By Victoria Cavaliere
NEW YORK (Reuters) - Police in the city of Newark, New Jersey, have enacted new, highly transparent "stop and frisk" procedures that civil libertarians have called a model for the country and an alternative to the New York City policy rejected by a U.S. judge.
New Jersey's largest city, about 10 miles west of New York City, will on Thursday begin reporting data collected from the first month of its "Police Transparency Policy," disclosing the race, gender, age and English proficiency of everyone that Newark police officers stop and frisk.
"It really should serve as a model for the rest of the state and even the rest of the nation," said Udi Ofer, executive director of the American Civil Liberties Union of New Jersey.
The Center For Constitutional Rights and the New York Civil Liberties Union had sued New York City over its "stop and frisk" tactics, and a U.S. District Judge Shira Scheindlin ruled on Monday that New York City had violated the constitutional rights of racial minorities who were unfairly targeted by the New York City Police Department.
Officers often frisked young minority men or searched their pockets for weapons or contraband before letting them go, in a violation of the U.S. Constitution's Fourth Amendment that protects against unreasonable searches and seizures as well as the Equal Protection Clause of the 14th Amendment, which prohibits intentional discrimination based on race, the judge said in her 195-page decision.
The ruling was a stinging rebuke for New York Mayor Michael Bloomberg, who is entering the final months of his 12 years in office, and could trip up NYPD Commissioner Raymond Kelly, who President Barack Obama has indicated may be a possible nominee for U.S. secretary of homeland security.
Bloomberg has vowed to challenge the judge's finding, arguing that "stop and frisk" contributed to the city's dwindling crime rate, but the judge ruled the efficiency of program was irrelevant.
By contrast, the new "stop and frisk" procedures in Newark were being rolled out just as Newark Mayor Cory Booker seeks higher office in Tuesday's special primary election to select a new U.S. senator for the state of New Jersey.
Besides data about the suspects who are stopped, Newark will also publish data on the location of every stop and frisk performed, regardless of whether the search resulted in an arrest.
The reports will also include the names of the officers involved and the legal justification for the stop.
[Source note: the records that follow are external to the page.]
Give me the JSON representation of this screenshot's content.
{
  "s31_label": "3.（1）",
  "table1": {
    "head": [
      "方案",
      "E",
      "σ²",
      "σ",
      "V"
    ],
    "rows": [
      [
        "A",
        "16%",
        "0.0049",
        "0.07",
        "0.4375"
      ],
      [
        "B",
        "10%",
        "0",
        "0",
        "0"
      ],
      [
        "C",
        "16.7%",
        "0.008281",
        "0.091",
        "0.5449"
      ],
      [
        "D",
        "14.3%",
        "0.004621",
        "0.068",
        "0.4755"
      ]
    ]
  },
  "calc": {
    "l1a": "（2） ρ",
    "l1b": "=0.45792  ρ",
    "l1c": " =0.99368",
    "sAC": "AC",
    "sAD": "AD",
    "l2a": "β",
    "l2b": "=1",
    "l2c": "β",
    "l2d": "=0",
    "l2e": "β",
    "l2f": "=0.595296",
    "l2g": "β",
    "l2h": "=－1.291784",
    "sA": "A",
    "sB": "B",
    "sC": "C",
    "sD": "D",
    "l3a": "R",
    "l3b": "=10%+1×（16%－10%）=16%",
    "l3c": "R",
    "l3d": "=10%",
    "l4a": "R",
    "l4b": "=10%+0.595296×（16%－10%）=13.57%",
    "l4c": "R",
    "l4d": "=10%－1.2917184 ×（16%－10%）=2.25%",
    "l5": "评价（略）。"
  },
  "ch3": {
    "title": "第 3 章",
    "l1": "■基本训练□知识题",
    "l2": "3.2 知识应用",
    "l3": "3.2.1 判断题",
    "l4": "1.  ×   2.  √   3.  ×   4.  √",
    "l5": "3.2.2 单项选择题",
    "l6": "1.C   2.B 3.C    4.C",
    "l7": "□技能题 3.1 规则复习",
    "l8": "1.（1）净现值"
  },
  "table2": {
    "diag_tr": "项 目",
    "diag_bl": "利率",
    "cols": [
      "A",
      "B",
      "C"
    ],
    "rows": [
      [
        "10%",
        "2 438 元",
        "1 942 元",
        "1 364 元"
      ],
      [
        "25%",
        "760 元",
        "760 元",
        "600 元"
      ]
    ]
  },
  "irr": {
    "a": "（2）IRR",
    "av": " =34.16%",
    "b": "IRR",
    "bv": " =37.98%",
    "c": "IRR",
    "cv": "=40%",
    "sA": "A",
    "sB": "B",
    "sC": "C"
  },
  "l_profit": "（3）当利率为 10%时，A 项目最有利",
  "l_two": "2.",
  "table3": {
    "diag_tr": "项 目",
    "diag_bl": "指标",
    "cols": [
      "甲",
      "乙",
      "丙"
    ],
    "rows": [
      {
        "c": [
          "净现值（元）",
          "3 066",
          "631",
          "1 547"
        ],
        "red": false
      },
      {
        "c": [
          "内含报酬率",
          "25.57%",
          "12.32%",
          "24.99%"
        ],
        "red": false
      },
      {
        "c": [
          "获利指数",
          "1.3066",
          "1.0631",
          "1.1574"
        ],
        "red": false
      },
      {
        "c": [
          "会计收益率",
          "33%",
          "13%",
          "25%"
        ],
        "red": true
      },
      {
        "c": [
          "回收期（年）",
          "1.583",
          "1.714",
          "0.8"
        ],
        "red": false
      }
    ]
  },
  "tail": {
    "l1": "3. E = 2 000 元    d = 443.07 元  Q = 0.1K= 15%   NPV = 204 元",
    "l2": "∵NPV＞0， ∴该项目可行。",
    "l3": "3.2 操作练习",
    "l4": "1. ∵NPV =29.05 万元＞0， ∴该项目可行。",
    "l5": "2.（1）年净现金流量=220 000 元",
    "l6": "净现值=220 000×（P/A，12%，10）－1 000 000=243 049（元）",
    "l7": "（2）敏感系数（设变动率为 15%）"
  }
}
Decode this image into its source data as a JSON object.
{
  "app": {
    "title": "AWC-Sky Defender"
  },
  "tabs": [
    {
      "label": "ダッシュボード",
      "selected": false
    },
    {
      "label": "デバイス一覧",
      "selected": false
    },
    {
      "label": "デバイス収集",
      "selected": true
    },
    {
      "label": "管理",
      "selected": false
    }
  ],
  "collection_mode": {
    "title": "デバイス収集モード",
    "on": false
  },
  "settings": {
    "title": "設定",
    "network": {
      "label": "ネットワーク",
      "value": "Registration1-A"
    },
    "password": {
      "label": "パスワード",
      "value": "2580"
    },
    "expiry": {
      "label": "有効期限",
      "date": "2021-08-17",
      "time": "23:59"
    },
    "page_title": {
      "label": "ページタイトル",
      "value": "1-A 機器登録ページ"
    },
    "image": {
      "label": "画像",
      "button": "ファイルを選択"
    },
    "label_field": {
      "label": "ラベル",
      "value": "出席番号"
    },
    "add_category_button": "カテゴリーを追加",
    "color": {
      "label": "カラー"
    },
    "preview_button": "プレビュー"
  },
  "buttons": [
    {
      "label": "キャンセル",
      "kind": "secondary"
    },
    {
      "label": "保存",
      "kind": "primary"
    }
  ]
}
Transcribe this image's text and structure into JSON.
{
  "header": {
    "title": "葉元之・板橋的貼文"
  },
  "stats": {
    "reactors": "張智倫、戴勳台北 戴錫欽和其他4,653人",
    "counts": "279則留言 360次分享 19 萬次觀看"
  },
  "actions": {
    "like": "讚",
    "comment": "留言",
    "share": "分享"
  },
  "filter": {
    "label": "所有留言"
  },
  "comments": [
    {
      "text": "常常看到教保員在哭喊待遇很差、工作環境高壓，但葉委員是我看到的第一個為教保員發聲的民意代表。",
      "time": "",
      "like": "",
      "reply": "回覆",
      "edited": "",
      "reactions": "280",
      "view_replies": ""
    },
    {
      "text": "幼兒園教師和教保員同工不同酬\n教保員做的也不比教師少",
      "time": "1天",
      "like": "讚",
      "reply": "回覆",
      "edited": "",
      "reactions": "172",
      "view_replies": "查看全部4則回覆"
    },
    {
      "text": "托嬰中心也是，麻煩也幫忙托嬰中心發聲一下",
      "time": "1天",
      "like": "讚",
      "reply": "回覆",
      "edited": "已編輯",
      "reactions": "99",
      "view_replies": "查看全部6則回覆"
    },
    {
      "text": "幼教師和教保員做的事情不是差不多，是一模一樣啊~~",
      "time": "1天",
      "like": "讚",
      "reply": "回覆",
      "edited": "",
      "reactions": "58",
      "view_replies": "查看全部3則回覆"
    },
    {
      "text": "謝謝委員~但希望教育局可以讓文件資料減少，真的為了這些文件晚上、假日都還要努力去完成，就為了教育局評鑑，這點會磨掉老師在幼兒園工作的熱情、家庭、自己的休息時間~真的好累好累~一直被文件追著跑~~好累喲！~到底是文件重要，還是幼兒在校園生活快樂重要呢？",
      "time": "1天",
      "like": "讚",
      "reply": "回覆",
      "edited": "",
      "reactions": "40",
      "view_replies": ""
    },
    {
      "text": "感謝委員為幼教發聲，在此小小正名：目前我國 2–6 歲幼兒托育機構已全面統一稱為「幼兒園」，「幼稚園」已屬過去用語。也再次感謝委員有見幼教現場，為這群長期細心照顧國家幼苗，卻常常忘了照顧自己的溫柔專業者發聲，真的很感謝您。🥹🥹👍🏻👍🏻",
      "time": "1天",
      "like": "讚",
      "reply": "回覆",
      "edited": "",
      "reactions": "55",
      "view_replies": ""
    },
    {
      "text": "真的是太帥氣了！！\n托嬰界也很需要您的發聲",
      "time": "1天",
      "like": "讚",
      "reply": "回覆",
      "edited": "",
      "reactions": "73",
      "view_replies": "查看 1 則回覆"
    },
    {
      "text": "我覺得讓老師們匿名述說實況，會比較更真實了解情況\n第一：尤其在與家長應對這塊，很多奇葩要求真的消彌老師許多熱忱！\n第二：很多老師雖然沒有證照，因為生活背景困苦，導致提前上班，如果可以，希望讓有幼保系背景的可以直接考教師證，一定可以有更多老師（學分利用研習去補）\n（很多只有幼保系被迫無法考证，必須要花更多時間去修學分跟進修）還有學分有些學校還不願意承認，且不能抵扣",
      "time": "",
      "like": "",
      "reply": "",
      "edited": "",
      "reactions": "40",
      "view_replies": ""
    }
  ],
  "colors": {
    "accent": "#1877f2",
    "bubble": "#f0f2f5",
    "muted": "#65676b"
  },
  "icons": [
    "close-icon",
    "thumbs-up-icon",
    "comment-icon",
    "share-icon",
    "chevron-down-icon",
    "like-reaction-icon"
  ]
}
The data will be uploaded to the Newark Police Department's website and viewable by the public on the 15th of each month, with the first report due out on Thursday, police officials said. Previously, officers were required to capture and record far fewer details and the information was released annually.
"I applaud the police department for doing it voluntarily," said Darius Charney, a lawyer with the Center for Constitutional Rights, and a lead attorney on the case in New York City.
"It also helps the police department, because if they are doing the right thing, if they are policing constitutionally, if they are policing fairly, I think the data will bear that out so that will support and increase the public confidence in the police department," Charney said.
Los Angeles, Philadelphia and New York are among the U.S. cities that publicly disclose stop and frisk information, but all three cities were sued before enacting that policy, he said.
The breadth and frequency of the Newark reporting will be the most comprehensive and transparent by any police department in the country, according to the ACLU's Ofer.
"We are going to be monitoring the data very closely to see how stop and frisk is being used and who is being targeted," Ofer said.
After citizens complained of excessive force, discriminatory policing and other abuses by the Newark Police Department, the U.S. Justice Department in 2011 opened an investigation into whether there were "systemic violations" of the Constitution by officers. These results were expected soon.
The Police Transparency Policy will also require the department to make public its internal affairs information, including the number and nature of complaints filed against officers and the outcomes of those complaints.
(Editing by Daniel Trotta, G Crosse)